For instance, the following case can be a good example of how Hall and Fincham’s ideas of forgiveness and self-forgiveness should be applied. Supposing, in counseling setting, a client has asked me as a clinician for help. After a short session, it has turned out that the client, Mr. Brown, has issues with forgiving.
However, he has not considered the given feature a flaw until recently. To be more particular, Mr. Brown has constant conflicts with his stepson, whom he is still blaming for failing at the tests and not going for higher education.
In the course of the therapy session, it became obvious that Mr. Brown has very high standards, and not everyone in the neighborhood can live up to them. To make the situation even more complicated, Mr. Brown confessed that even he could not live up to these standards all the time, which makes him feel extremely guilty.
As a result, not only he, but also the people who live with him suffer.
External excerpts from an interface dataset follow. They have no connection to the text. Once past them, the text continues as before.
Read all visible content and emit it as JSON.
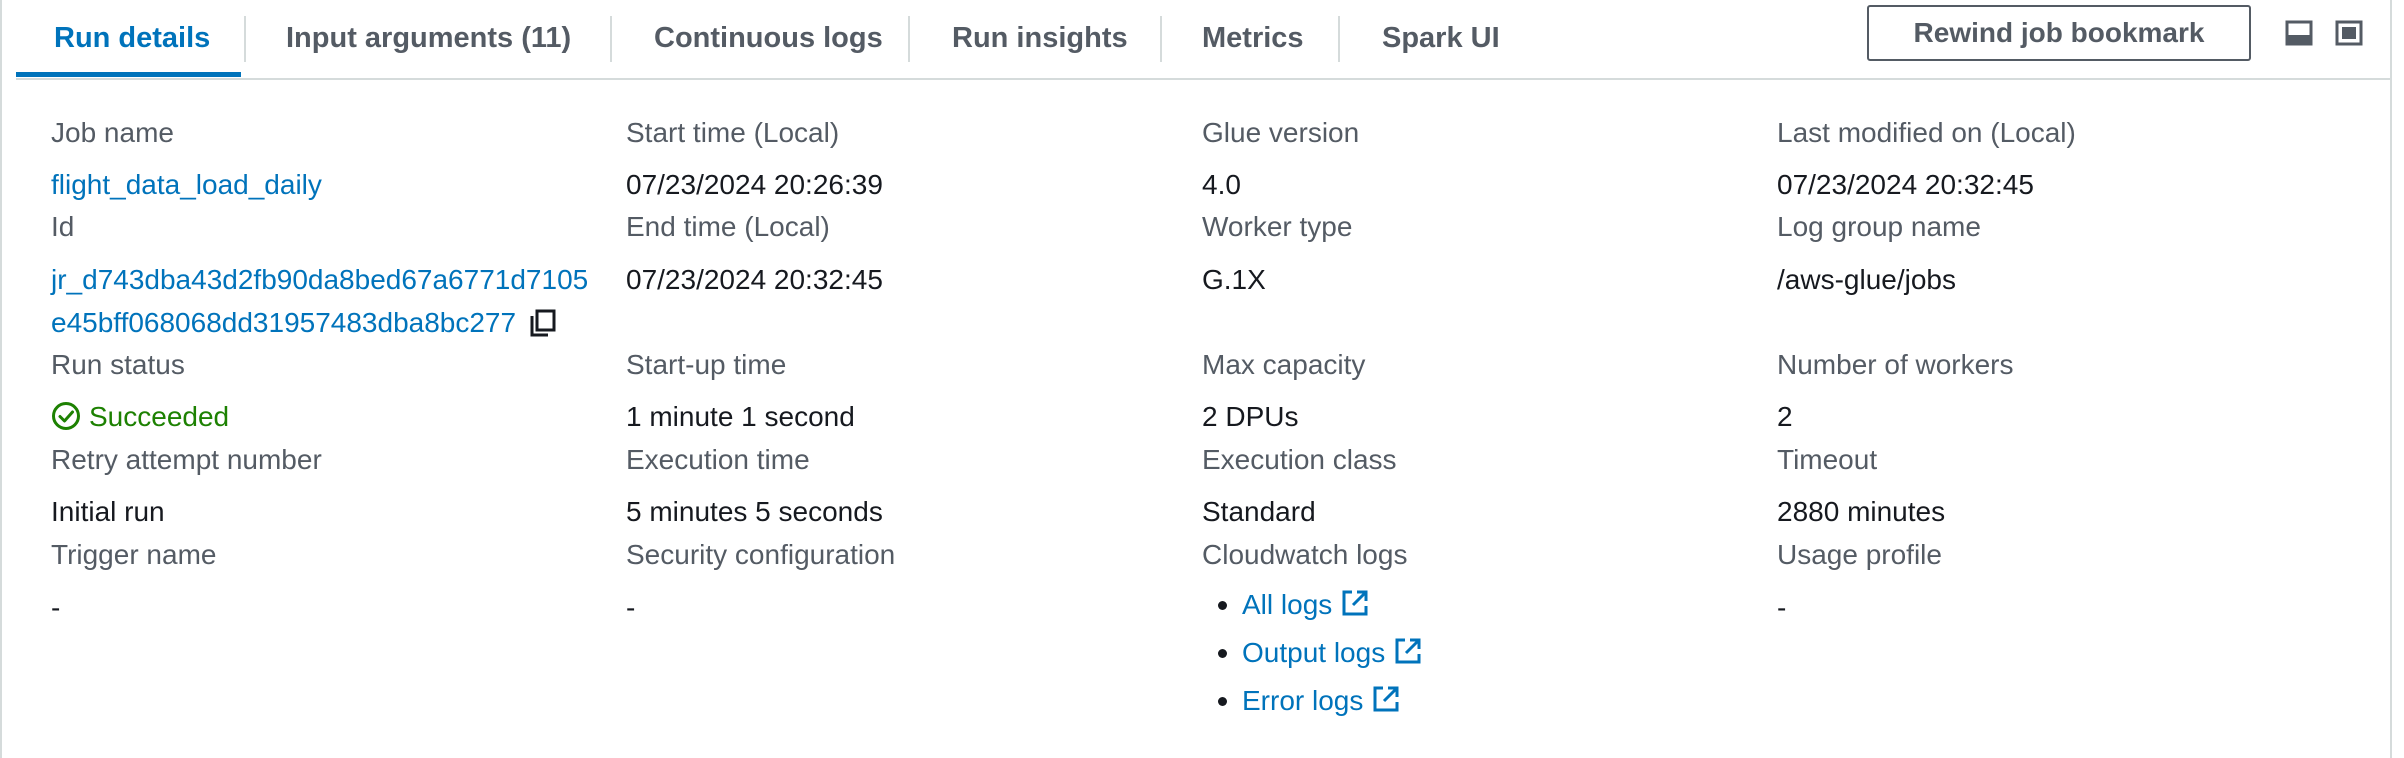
{
  "tabs": [
    {
      "label": "Run details",
      "active": true
    },
    {
      "label": "Input arguments (11)",
      "active": false
    },
    {
      "label": "Continuous logs",
      "active": false
    },
    {
      "label": "Run insights",
      "active": false
    },
    {
      "label": "Metrics",
      "active": false
    },
    {
      "label": "Spark UI",
      "active": false
    }
  ],
  "toolbar": {
    "rewind_label": "Rewind job bookmark",
    "icons": [
      "collapse-panel-icon",
      "expand-panel-icon"
    ]
  },
  "details": {
    "col1": {
      "job_name_label": "Job name",
      "job_name_value": "flight_data_load_daily",
      "id_label": "Id",
      "id_value_line1": "jr_d743dba43d2fb90da8bed67a6771d7105",
      "id_value_line2": "e45bff068068dd31957483dba8bc277",
      "run_status_label": "Run status",
      "run_status_value": "Succeeded",
      "retry_label": "Retry attempt number",
      "retry_value": "Initial run",
      "trigger_label": "Trigger name",
      "trigger_value": "-"
    },
    "col2": {
      "start_time_label": "Start time (Local)",
      "start_time_value": "07/23/2024 20:26:39",
      "end_time_label": "End time (Local)",
      "end_time_value": "07/23/2024 20:32:45",
      "startup_label": "Start-up time",
      "startup_value": "1 minute 1 second",
      "exec_time_label": "Execution time",
      "exec_time_value": "5 minutes 5 seconds",
      "security_label": "Security configuration",
      "security_value": "-"
    },
    "col3": {
      "glue_version_label": "Glue version",
      "glue_version_value": "4.0",
      "worker_type_label": "Worker type",
      "worker_type_value": "G.1X",
      "max_capacity_label": "Max capacity",
      "max_capacity_value": "2 DPUs",
      "exec_class_label": "Execution class",
      "exec_class_value": "Standard",
      "cloudwatch_label": "Cloudwatch logs",
      "cloudwatch_links": [
        "All logs",
        "Output logs",
        "Error logs"
      ]
    },
    "col4": {
      "last_modified_label": "Last modified on (Local)",
      "last_modified_value": "07/23/2024 20:32:45",
      "log_group_label": "Log group name",
      "log_group_value": "/aws-glue/jobs",
      "num_workers_label": "Number of workers",
      "num_workers_value": "2",
      "timeout_label": "Timeout",
      "timeout_value": "2880 minutes",
      "usage_profile_label": "Usage profile",
      "usage_profile_value": "-"
    }
  },
  "colors": {
    "accent": "#0073bb",
    "success": "#1d8102",
    "label": "#545b64",
    "text": "#16191f",
    "border": "#d5dbdb"
  }
}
To solve the given situation, it will be necessary to make Mr. Brown realize the inevitability of making mistakes, as well as the importance of being able to admit that he has the right to make these mistakes.
Hall, J. & Fincham, F. (2005). Self-forgiveness: The stepchild of forgiveness research. Journal of Social and Clinical Psychology, 24(5), 621-637.